Three takeaways: Bruins-Rangers
That was the response the Bruins needed.
After taking a shellacking from the Red Wings Wednesday night in Detroit, the Bruins bounced back nicely with a 3-2 win over the New York Rangers in front of a nationally televised audience and the 181st consecutive sellout crowd of 17,565 at the TD garden.
“We didn’t want to lose two games in a row and we did a really good job today getting prepared and getting the W,” said Brad Marchand, who recorded his first multi-point game of the 2013-14 season.
Marchand’s performance was just one of the three takeaways from the B’s victory. Here’s a complete look at the Bruins’ solid matinee performance.
Marchand plays his best game of the year
Through 26 games in 2013-14, the “Little Ball of Hate” has seen his share of ups and downs. Friday afternoon was certainly one of those ups.
Not only did Marchand tally a goal and an assist, he also went back to being a good brat, going in the dirty areas and creating opportunities. Early in the third, he shielded the puck from the Rangers defense on an odd-man rush and made a great feed to Patrice Bergeron for his seventh of the year to tie the game at 2-2.
“I think lately he’s picked up [his game] with the way he moves his feet and he creates a lot of chances for himself and gave himself more room,” Bergeron said about his fellow linemate who now has a goal and two assists in his last three games. “He was really good for us and gave us a lot of chances with his vision and also by skating.”
Chara gets the Gordie Howe Trick
Sure Marchand and others contributed to the Bruins’ 17th win of the season. But it was clear that they were inspired by their leader.
“We felt really bad about that game,” Chara said about Wednesday’s loss at the Joe Louis Arena. “It was just one of those nights where we didn’t execute anything and nothing was really happening for us. But those kind of nights happen, and it’s just the way you have to bounce back and regroup from nights like that. I thought today, we did a pretty good job.”
It was clear from the get-go that Chara inspired this team.
When a 6-foot-9 giant drops the gloves, the team takes note. That was no different when Chara and fellow big guy Brian Boyle scrapped with each other late in the second period during a scrum in front of Henrik Lundqvist.
Chara, who tallied an assist on Marchand’s fourth of the season at 14:32 of the first, followed up with the game-winner midway through the third period. Not bad for someone who easily came up with the upper hand in his first fight of the season.

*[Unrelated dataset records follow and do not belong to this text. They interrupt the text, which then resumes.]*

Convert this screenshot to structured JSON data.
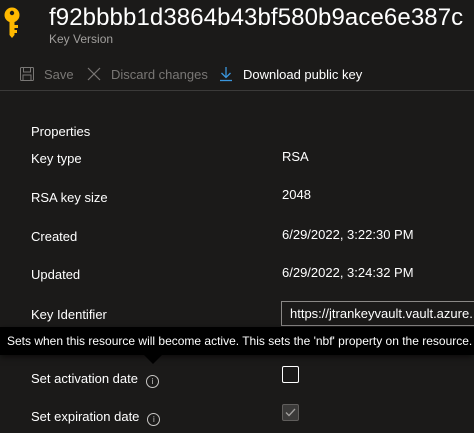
{
  "header": {
    "title": "f92bbbb1d3864b43bf580b9ace6e387c",
    "subtitle": "Key Version",
    "icon": "key-icon"
  },
  "toolbar": {
    "save_label": "Save",
    "discard_label": "Discard changes",
    "download_label": "Download public key"
  },
  "properties": {
    "section_title": "Properties",
    "key_type_label": "Key type",
    "key_type_value": "RSA",
    "key_size_label": "RSA key size",
    "key_size_value": "2048",
    "created_label": "Created",
    "created_value": "6/29/2022, 3:22:30 PM",
    "updated_label": "Updated",
    "updated_value": "6/29/2022, 3:24:32 PM",
    "key_identifier_label": "Key Identifier",
    "key_identifier_value": "https://jtrankeyvault.vault.azure.",
    "activation_label": "Set activation date",
    "activation_checked": false,
    "expiration_label": "Set expiration date",
    "expiration_checked": true,
    "expiration_disabled": true
  },
  "tooltip": {
    "text": "Sets when this resource will become active. This sets the 'nbf' property on the resource."
  },
  "colors": {
    "background": "#1b1a19",
    "key_icon": "#ffb900",
    "accent": "#3a96dd",
    "muted_text": "#a19f9d",
    "disabled_text": "#797775"
  }
}
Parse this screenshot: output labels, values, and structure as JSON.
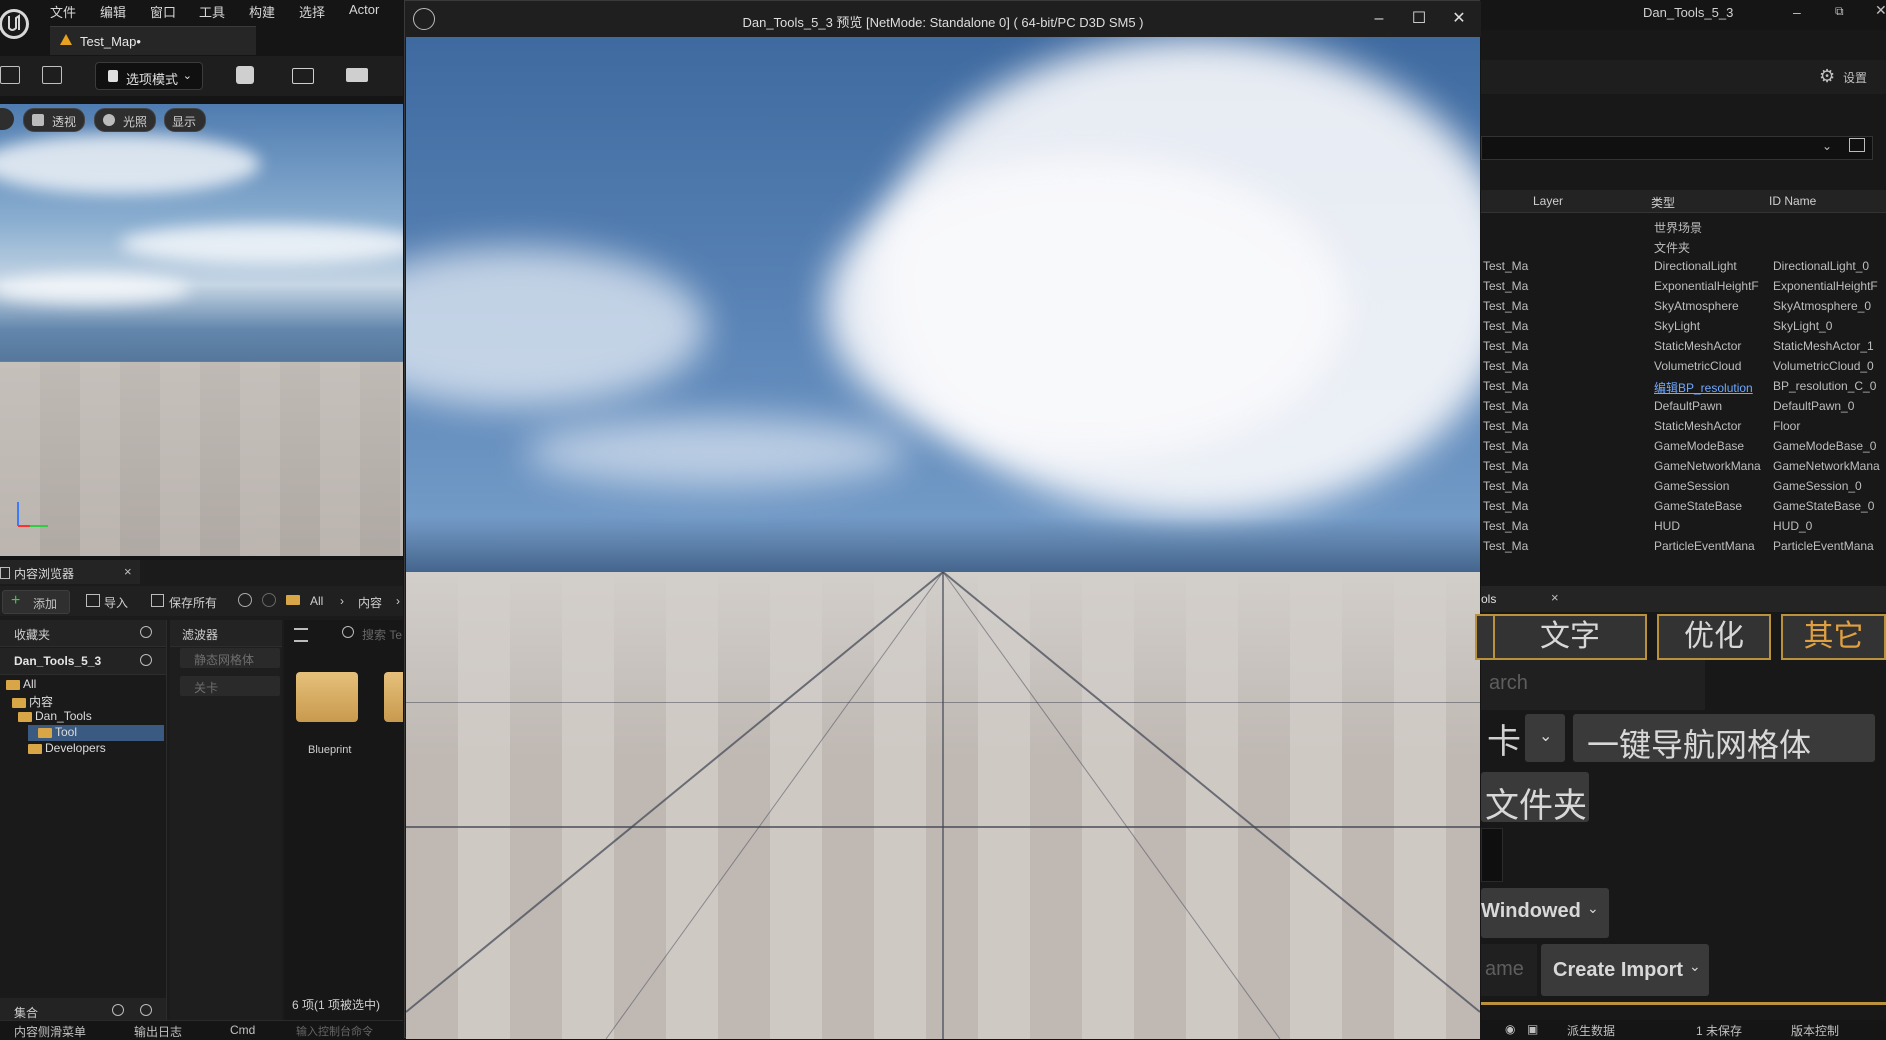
{
  "editor": {
    "menu": [
      "文件",
      "编辑",
      "窗口",
      "工具",
      "构建",
      "选择",
      "Actor"
    ],
    "map_tab": "Test_Map•",
    "mode_button": "选项模式",
    "viewport_pills": [
      "透视",
      "光照",
      "显示"
    ]
  },
  "content_browser": {
    "tab": "内容浏览器",
    "toolbar": {
      "add": "添加",
      "import": "导入",
      "save_all": "保存所有",
      "path_all": "All",
      "path_content": "内容"
    },
    "favorites": "收藏夹",
    "project": "Dan_Tools_5_3",
    "tree": [
      "All",
      "内容",
      "Dan_Tools",
      "Tool",
      "Developers"
    ],
    "filters_header": "滤波器",
    "filters": [
      "静态网格体",
      "关卡"
    ],
    "search_placeholder": "搜索 Te",
    "asset_label": "Blueprint",
    "collections": "集合",
    "item_count": "6 项(1 项被选中)",
    "status": {
      "drawer": "内容侧滑菜单",
      "output": "输出日志",
      "cmd": "Cmd",
      "console_placeholder": "输入控制台命令"
    }
  },
  "pie": {
    "title": "Dan_Tools_5_3 预览 [NetMode: Standalone 0]  ( 64-bit/PC D3D SM5 )"
  },
  "right": {
    "project": "Dan_Tools_5_3",
    "settings": "设置",
    "outliner": {
      "columns": [
        "Layer",
        "类型",
        "ID Name"
      ],
      "rows": [
        {
          "name": "",
          "type": "世界场景",
          "id": ""
        },
        {
          "name": "",
          "type": "文件夹",
          "id": ""
        },
        {
          "name": "Test_Ma",
          "type": "DirectionalLight",
          "id": "DirectionalLight_0"
        },
        {
          "name": "Test_Ma",
          "type": "ExponentialHeightF",
          "id": "ExponentialHeightF"
        },
        {
          "name": "Test_Ma",
          "type": "SkyAtmosphere",
          "id": "SkyAtmosphere_0"
        },
        {
          "name": "Test_Ma",
          "type": "SkyLight",
          "id": "SkyLight_0"
        },
        {
          "name": "Test_Ma",
          "type": "StaticMeshActor",
          "id": "StaticMeshActor_1"
        },
        {
          "name": "Test_Ma",
          "type": "VolumetricCloud",
          "id": "VolumetricCloud_0"
        },
        {
          "name": "Test_Ma",
          "type": "编辑BP_resolution",
          "id": "BP_resolution_C_0"
        },
        {
          "name": "Test_Ma",
          "type": "DefaultPawn",
          "id": "DefaultPawn_0"
        },
        {
          "name": "Test_Ma",
          "type": "StaticMeshActor",
          "id": "Floor"
        },
        {
          "name": "Test_Ma",
          "type": "GameModeBase",
          "id": "GameModeBase_0"
        },
        {
          "name": "Test_Ma",
          "type": "GameNetworkMana",
          "id": "GameNetworkMana"
        },
        {
          "name": "Test_Ma",
          "type": "GameSession",
          "id": "GameSession_0"
        },
        {
          "name": "Test_Ma",
          "type": "GameStateBase",
          "id": "GameStateBase_0"
        },
        {
          "name": "Test_Ma",
          "type": "HUD",
          "id": "HUD_0"
        },
        {
          "name": "Test_Ma",
          "type": "ParticleEventMana",
          "id": "ParticleEventMana"
        }
      ]
    },
    "tools_tab": "ols",
    "tool_tabs": [
      "文字",
      "优化",
      "其它"
    ],
    "search_placeholder": "arch",
    "nav_button": "一键导航网格体",
    "left_fragment_1": "卡",
    "folder_fragment": "文件夹",
    "windowed": "Windowed",
    "name_placeholder": "ame",
    "create_import": "Create Import",
    "bottom": {
      "derived": "派生数据",
      "unsaved": "1 未保存",
      "version": "版本控制"
    }
  }
}
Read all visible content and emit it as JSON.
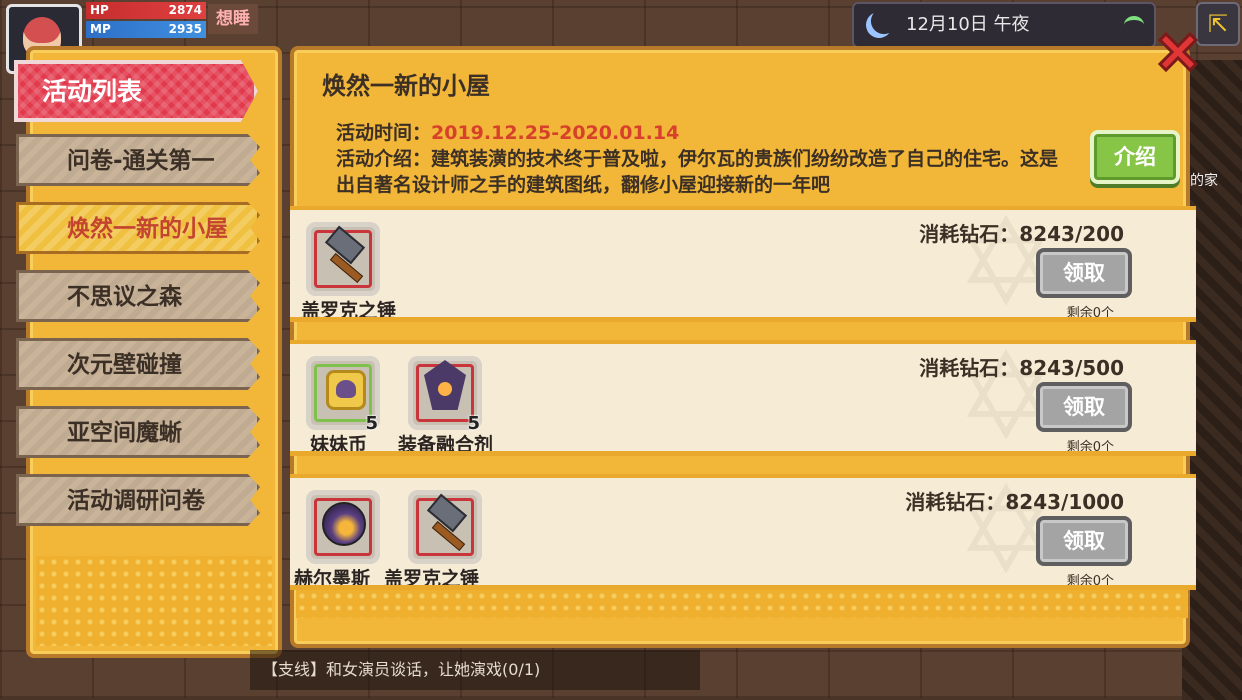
{
  "hud": {
    "hp_label": "HP",
    "hp_value": "2874",
    "mp_label": "MP",
    "mp_value": "2935",
    "sleep_label": "想睡",
    "date_time": "12月10日 午夜",
    "home_label": "的家"
  },
  "sidebar": {
    "header": "活动列表",
    "items": [
      {
        "label": "问卷-通关第一"
      },
      {
        "label": "焕然一新的小屋"
      },
      {
        "label": "不思议之森"
      },
      {
        "label": "次元壁碰撞"
      },
      {
        "label": "亚空间魔蜥"
      },
      {
        "label": "活动调研问卷"
      }
    ],
    "selected_index": 1
  },
  "event": {
    "title": "焕然一新的小屋",
    "time_label": "活动时间：",
    "time_value": "2019.12.25-2020.01.14",
    "intro_text": "活动介绍：建筑装潢的技术终于普及啦，伊尔瓦的贵族们纷纷改造了自己的住宅。这是出自著名设计师之手的建筑图纸，翻修小屋迎接新的一年吧",
    "intro_button": "介绍"
  },
  "rewards": [
    {
      "cost": "消耗钻石：8243/200",
      "claim_label": "领取",
      "remaining": "剩余0个",
      "items": [
        {
          "name": "盖罗克之锤",
          "icon": "hammer-icon",
          "qty": ""
        }
      ]
    },
    {
      "cost": "消耗钻石：8243/500",
      "claim_label": "领取",
      "remaining": "剩余0个",
      "items": [
        {
          "name": "妹妹币",
          "icon": "coin-icon",
          "qty": "5"
        },
        {
          "name": "装备融合剂",
          "icon": "flask-icon",
          "qty": "5"
        }
      ]
    },
    {
      "cost": "消耗钻石：8243/1000",
      "claim_label": "领取",
      "remaining": "剩余0个",
      "items": [
        {
          "name": "赫尔墨斯",
          "icon": "orb-icon",
          "qty": ""
        },
        {
          "name": "盖罗克之锤",
          "icon": "hammer-icon",
          "qty": ""
        }
      ]
    }
  ],
  "quest_text": "【支线】和女演员谈话，让她演戏(0/1)",
  "colors": {
    "panel": "#f2b738",
    "accent_red": "#e23a4d",
    "date_red": "#d7402b",
    "intro_green": "#86c546"
  }
}
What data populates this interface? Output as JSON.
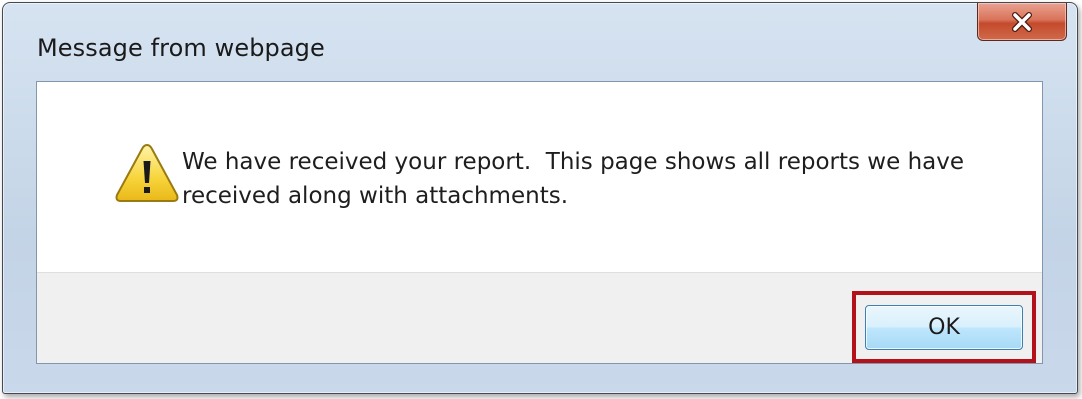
{
  "window": {
    "title": "Message from webpage",
    "close_icon": "close-icon"
  },
  "dialog": {
    "icon": "warning-icon",
    "message_line1": "We have received your report.  This page shows all reports we have",
    "message_line2": "received along with attachments."
  },
  "buttons": {
    "ok_label": "OK"
  },
  "colors": {
    "highlight": "#b3121b",
    "close_button": "#c44a2c",
    "ok_button_border": "#3c7fb1"
  }
}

“He’s obviously our leader and you feed off of him,” Bergeron said about Chara. “When you see the fire that he had, you want to step your game up. There’s no better leader in my mind, so it was great to see him get going like that.”
He may only be a minus-1 this season. But with six goals, five assists, and performances like Friday’s matinee, there’s still a reason why the 36-year old Chara is considered a perennial Norris Trophy candidate.
Rangers’ streak snapped
For 101 games, the Rangers never lost in regulation when leading after two periods dating back to February, 2010. The Blueshirts lead 2-1 after the second period and looked to extend that streak to 102.
But Bergeron’s tally and Chara’s game-winner snapped that streak and the Bruins, who were 1-5-0 when trailing after two periods this season, earned a hard fought victory.
“We just told ourselves to keep playing our game,” said Dennis Seidenberg, who returned to the lineup after missing four games due to injury. “The only thing we had to do different [in the third period] was put the puck in the net and that’s what we did.”
Even though the Rangers did this mostly under former coach John Tortorella, its still an impressive accomplishment. The Bruins, however, were intent on getting on the right side of the scoreboard this time around.